The data from the TOPEX/Poseidon and Jason missions help us study and understand the complex interactions between the ocean and the atmosphere that affect global weather and climate events. El Niño is one well-known example of this interaction.
Learn more about this and other important climate phenomena in the links below.
El Niño 2015
How does 2015 compare to the 1997 El Niño?
Historical El Niño/La Niña Watch
Here you will find images and news releases.
Learn More About it
Read about this phenomenon that affects us all.
PDO - Pacific Decadal Oscillation
Find out more about this long-term ocean fluctuation.
El Niño/La Niña Movies
Watch Sea Surface Height (SSH) animations of TOPEX/Poseidon and Jason data.
Educational and other links
Want to learn more? Follow these links for more details.
El Niño was named by people who fish off the western coast of central America to refer to the warm current that invades their coastal waters around Christmastime. El Niño events disrupt fisheries and bring severe weather events worldwide.

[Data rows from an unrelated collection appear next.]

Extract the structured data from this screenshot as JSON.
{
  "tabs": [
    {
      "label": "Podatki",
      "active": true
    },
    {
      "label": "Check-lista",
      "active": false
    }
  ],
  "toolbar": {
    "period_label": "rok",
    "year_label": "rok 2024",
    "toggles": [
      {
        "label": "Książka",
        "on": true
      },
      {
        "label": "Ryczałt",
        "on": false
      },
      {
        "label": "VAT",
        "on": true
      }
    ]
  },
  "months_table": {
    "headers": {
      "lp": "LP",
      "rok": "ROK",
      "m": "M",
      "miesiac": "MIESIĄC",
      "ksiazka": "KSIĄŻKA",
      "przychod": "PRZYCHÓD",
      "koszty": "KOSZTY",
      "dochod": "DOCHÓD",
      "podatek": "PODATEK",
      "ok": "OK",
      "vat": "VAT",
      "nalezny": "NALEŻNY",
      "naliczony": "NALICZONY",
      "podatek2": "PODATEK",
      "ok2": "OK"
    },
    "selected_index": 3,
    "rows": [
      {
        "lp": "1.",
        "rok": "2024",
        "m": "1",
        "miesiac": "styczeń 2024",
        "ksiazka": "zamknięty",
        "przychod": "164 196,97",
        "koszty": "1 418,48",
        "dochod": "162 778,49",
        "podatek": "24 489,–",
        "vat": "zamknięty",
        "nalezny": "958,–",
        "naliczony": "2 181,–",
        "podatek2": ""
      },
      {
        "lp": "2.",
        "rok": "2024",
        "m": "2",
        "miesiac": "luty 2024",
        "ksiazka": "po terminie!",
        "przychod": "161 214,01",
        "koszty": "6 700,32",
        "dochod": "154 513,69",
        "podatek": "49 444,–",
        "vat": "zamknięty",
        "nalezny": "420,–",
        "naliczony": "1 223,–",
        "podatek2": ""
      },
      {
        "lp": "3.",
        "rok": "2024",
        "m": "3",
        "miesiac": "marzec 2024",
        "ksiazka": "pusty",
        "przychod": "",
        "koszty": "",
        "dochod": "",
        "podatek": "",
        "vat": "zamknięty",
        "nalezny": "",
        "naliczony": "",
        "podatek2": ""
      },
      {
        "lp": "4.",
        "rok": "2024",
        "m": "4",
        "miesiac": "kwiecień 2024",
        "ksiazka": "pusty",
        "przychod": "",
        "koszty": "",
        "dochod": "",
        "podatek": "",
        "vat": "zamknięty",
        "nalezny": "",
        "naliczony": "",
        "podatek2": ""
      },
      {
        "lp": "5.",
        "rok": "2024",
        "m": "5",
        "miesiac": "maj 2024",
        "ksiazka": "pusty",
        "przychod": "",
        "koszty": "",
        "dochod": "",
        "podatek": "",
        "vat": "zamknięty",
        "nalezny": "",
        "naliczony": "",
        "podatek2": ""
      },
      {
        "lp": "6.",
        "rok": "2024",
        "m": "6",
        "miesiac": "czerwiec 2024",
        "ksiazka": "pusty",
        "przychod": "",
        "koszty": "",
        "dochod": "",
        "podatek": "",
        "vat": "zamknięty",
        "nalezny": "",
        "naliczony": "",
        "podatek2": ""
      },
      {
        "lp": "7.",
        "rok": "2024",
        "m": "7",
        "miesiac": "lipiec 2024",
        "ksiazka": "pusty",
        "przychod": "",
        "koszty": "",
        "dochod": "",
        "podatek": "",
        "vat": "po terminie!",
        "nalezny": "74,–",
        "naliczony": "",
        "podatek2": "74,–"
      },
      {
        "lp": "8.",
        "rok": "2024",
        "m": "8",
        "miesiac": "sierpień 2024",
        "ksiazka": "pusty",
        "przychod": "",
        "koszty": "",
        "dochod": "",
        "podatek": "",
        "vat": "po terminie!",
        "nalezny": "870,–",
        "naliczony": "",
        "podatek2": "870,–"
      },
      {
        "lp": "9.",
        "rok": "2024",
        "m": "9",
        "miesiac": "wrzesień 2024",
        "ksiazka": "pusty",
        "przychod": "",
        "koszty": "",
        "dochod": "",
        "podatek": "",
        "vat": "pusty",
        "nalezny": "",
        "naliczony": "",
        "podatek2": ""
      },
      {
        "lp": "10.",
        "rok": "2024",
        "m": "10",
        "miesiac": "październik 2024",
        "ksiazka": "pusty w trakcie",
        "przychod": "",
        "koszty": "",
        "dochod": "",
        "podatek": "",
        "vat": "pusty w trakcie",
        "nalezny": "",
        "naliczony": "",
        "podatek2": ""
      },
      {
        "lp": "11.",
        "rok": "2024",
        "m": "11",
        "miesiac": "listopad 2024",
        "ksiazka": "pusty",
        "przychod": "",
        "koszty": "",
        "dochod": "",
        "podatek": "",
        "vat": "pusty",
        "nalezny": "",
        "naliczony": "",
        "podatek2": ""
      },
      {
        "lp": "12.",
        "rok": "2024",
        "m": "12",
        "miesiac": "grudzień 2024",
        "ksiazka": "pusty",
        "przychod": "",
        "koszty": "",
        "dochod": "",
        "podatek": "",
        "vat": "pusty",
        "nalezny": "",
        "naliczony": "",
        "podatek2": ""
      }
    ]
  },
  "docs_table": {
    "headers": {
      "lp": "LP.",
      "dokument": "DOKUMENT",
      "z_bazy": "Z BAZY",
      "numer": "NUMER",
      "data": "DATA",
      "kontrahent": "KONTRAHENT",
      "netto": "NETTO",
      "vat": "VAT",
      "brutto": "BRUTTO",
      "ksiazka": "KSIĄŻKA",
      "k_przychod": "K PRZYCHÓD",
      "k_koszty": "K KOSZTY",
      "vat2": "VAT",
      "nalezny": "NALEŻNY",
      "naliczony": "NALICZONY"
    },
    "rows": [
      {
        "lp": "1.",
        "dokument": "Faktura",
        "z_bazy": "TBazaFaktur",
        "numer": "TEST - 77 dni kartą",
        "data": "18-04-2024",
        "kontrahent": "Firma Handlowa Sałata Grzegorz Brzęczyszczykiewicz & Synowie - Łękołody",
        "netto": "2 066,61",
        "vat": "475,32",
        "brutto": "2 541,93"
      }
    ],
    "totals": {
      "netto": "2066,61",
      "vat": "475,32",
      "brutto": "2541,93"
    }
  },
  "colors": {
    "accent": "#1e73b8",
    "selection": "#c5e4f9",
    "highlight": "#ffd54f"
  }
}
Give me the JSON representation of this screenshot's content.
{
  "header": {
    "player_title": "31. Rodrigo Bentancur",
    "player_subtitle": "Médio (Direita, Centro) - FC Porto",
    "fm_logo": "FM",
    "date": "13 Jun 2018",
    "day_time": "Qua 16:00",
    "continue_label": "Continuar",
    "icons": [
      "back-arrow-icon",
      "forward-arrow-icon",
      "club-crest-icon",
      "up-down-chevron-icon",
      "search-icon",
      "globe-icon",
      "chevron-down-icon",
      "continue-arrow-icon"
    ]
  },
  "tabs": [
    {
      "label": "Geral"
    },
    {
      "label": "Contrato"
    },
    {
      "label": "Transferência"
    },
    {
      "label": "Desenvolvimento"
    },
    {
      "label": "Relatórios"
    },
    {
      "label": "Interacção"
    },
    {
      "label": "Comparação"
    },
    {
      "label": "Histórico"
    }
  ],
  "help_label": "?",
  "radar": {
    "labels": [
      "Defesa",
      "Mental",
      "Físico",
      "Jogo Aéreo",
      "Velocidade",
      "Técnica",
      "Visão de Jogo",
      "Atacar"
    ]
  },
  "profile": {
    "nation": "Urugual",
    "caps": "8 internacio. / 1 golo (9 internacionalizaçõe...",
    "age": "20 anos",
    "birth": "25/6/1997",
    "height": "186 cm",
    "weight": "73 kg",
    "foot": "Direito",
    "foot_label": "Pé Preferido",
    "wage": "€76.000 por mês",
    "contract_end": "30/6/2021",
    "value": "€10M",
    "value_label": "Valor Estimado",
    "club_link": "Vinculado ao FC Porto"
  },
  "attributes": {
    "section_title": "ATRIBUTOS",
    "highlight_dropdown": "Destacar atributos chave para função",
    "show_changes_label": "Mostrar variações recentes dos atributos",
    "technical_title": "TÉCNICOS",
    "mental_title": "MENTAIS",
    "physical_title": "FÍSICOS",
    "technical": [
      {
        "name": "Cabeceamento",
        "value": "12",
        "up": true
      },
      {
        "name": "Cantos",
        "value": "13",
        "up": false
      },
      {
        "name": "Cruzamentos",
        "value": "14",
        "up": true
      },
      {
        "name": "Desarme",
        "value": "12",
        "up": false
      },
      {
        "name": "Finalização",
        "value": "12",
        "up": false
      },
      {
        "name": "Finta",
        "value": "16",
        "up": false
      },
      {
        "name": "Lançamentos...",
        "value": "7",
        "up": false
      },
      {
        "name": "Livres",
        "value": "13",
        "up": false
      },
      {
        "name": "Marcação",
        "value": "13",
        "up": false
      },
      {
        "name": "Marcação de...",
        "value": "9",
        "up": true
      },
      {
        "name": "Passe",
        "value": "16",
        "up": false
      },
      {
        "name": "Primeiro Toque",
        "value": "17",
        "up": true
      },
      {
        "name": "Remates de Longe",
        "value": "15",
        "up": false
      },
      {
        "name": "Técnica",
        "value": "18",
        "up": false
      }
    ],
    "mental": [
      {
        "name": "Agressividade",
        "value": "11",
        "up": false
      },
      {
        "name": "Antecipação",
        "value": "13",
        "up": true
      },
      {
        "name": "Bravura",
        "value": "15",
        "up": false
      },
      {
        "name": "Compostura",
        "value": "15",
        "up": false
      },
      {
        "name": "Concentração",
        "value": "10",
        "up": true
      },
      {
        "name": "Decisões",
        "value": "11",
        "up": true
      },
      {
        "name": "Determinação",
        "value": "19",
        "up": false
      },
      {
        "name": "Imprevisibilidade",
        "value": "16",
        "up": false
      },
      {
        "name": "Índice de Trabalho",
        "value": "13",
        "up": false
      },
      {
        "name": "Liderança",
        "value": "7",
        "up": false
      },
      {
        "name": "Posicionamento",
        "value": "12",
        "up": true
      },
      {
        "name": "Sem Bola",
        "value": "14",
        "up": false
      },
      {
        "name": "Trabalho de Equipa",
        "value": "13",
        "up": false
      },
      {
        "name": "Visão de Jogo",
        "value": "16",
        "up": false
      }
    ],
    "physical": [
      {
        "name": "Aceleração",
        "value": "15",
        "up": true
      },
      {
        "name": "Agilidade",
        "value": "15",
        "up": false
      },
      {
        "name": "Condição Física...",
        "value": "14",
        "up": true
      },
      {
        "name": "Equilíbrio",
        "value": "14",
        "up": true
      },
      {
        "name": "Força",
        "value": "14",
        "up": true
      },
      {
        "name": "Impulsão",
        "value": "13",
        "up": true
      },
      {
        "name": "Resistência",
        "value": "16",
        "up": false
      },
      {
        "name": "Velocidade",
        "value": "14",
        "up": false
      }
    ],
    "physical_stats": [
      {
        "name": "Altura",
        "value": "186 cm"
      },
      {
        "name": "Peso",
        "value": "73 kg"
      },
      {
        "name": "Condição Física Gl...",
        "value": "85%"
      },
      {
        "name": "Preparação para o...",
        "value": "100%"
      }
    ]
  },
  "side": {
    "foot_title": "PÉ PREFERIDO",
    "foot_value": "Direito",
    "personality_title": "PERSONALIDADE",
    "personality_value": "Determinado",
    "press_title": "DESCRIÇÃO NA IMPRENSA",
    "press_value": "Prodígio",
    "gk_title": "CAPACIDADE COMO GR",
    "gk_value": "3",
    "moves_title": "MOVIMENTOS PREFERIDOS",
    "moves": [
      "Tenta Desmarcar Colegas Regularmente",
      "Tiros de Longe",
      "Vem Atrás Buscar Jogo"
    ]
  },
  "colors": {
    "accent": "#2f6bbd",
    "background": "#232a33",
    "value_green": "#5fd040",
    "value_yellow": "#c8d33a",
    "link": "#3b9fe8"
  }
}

In a normal year, the trade winds blow westward and push warm surface water near Australia and New Guinea. When warm water builds up in the western Pacific Ocean, nutrient-rich cold water comes up off the west coast of South America and fosters the growth of the fish population.
During an El Niño event, the trade winds weaken and warm, nutrient-poor water occupies the entire tropical Pacific Ocean. Heavy rains that are tied to the warm water move into the central Pacific Ocean and cause drought in Indonesia and Australia. This also alters the path of the atmospheric jet stream over North and South America.
The effects of El Niño disrupt normal winter conditions throughout the Pacific Ocean, and can persist into May or June. Reliable predictions of an El Niño occurrence will lead to better preparation for its widespread impact.
Warm El Niños and cold La Niñas follow each other against the backdrop of the ocean seasons. During a La Niña, the trade winds are stronger, and cold, nutrient-rich water occupies much of the tropical Pacific Ocean. Most of the precipitation occurs in the western tropical Pacific Ocean, so rain is abundant over Indonesia.
Pacific Decadal Oscillation (PDO)
The Pacific Decadal Oscillation (PDO) is a long-term ocean fluctuation of the Pacific Ocean. The PDO waxes and wanes approximately every 20 to 30 years.
Additional Information on El Niño/La Niña and PDO
El Niño/La Niña explained (basics and links)
El Niño/La Niña Education
El Niño/La Niña Information on the Web
There are many excellent sites containing basic information on these phenomena, the effects of El Niño and La Niña on weather and climate, and forecasts.
Major sites containing background information
- An El Niño and La Niña Theme Page - a comprehensive primer with access to relevant data, information on effects, and predictions. If you are just going to visit one site, this is probably the one!
- The ENSO cycle - processes and displays of relevant data
Climate and regional weather forecasts
- NOAA Climate Prediction Center/El Niño and La Niña - provides a continuous watch on short-term climate fluctuations and works to diagnose and predict them
- Regional Forecasts for El Niño - El Niño and current situation as it relates to the ENSO cycle